What's that, Butts ? BUTTS. I think, your highness saw this many a
day. K. HEN. Body o’me, where is it? BUTTS.
There, my lord : The high promotion of his grace of Canterbury;
at a window above,] The suspicious vigilance of our ancestors contrived windows which overlooked the insides of chapels, halls, kitchens, passages, &c. Some of these convenient peep-holes may still be found in colleges, and such ancient houses as have not suffered from the reformations of modern architecture. Among Andrew Borde's instructions for building a house, (see his Dietarie of Health,) is the following: “Many of the chambers to have a view into the chapel.”
Again, in a Letter from Matthew Parker, Archbishop of Canterbury, 1573: “ And if it please her majestie, she may come in through my gallerie, and see the disposition of the hall in dynner time, at a window opening thereunto."
See Mr. Seward's Anecdotes of some distinguished Persons, Vol. IV. p. 270.
Without a previous knowledge of this custom, Shakspeare's scenery, in the present instance, would be obscure.
Who holds his state at door, 'mongst pursuivants,
Ha! 'Tis he, indeed :
Enter the Lord Chancellor, the Duke of SUFFOLK,
Earl of SURREY, Lord Chamberlain, GARDINER, and CROMWELL.
The Chancellor places himself at the upper end of the table on the left hand; a seat being left void above him, as for the Archbishop of Canterbury.
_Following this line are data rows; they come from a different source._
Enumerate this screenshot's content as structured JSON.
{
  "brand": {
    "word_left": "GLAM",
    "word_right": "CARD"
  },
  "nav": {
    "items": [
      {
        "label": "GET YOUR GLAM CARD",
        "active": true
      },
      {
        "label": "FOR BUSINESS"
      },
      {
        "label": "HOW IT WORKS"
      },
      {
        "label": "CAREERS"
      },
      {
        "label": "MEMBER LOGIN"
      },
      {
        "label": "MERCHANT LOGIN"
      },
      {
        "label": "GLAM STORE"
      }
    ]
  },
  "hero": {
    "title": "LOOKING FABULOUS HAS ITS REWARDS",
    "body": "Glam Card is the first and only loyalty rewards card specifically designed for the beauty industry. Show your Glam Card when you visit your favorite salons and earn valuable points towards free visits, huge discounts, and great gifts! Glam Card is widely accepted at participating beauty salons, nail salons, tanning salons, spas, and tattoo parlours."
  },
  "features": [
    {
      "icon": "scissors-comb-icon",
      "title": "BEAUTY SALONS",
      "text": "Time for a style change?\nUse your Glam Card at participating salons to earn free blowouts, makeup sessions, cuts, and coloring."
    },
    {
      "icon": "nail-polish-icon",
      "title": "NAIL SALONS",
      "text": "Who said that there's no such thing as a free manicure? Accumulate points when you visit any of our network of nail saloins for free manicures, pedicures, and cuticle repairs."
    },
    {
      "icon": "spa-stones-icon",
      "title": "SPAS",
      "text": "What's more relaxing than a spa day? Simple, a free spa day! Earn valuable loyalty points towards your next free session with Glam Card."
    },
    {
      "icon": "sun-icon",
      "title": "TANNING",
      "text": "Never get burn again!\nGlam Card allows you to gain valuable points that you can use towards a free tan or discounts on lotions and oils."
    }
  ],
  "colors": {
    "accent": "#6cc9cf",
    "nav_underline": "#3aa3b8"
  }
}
The rest seat themselves in order on each side. CROMWELL at the lower end, as secretary.
CHAN. Speak to the business, master secretary: Why are we met in council ?
They had parted &c.] We should now say-They had shared, &c. i. e. had so much honesty among them.
STEEVENS. draw the curtain close ;] i. e. the curtain of the balcony, or upper-stage, where the King now is. See The Historical Account of the English Stage, Vol. III. MALONE.
* Chan. Speak to the business,] This Lord Chancellor, though a character, has hitherto had no place in the Dramatis Persona. In the last scene of the fourth Act, we heard that Sir Thomas
Please your honours, The chief cause concerns his grace
of Canterbury. GAR. Has he had knowledge of it? CROM.
Who waits there? D. KEEP. Without, my noble lords ?' GAR.
Yes. D. KEEP.
My lord archbishop; And has done half an hour, to know your pleasures.
CHAN. Let him come in.
Your grace may enter now.' [CRANMER approaches the Council-table.
More was appointed Lord Chancellor : but it is not he whom the poet here introduces. Wolsey, by command, delivered up the seals on the 18th of November, 1529; on the 25th of the same month, they were delivered to Sir Thomas More, who surrendered them on the 16th of May, 1532. Now the conclusion of this scene taking notice of Queen Elizabeth's birth, (which brings it down to the year 1534,) Sir Thomas Audlie must necessarily be our poet's chancellor ; who succeeded Sir Thomas More, and held the seals many years. THEOBALD.
In the preceding scene we have heard of the birth of Elizabeth, and from the conclusion of the present it appears that she is not yet christened. She was born September 7, 1533, and baptized on the 11th of the same month. Cardinal Wolsey was Chancellor of England from September 7, 1516, to the 25th of October, 1530, on which day the seals were given to Sir Thomas More. He held them till the 20th of May, 1533, when Sir Thomas Audley was appointed Lord Keeper. He therefore is the person here introduced; but Shakspeare has made a mistake in calling him Lord Chancellor, for he did not obtain that title till the January after the birth of Elizabeth.
MALONE. noble lords ?] The epithet-noble should be omitted, as it spoils the metre. "STEEVENS,
Your grace may enter now.] It is not easy to ascertain the mode of exhibition here. The inside and the outside of the council-chamber seem to be exhibited once. Norfolk within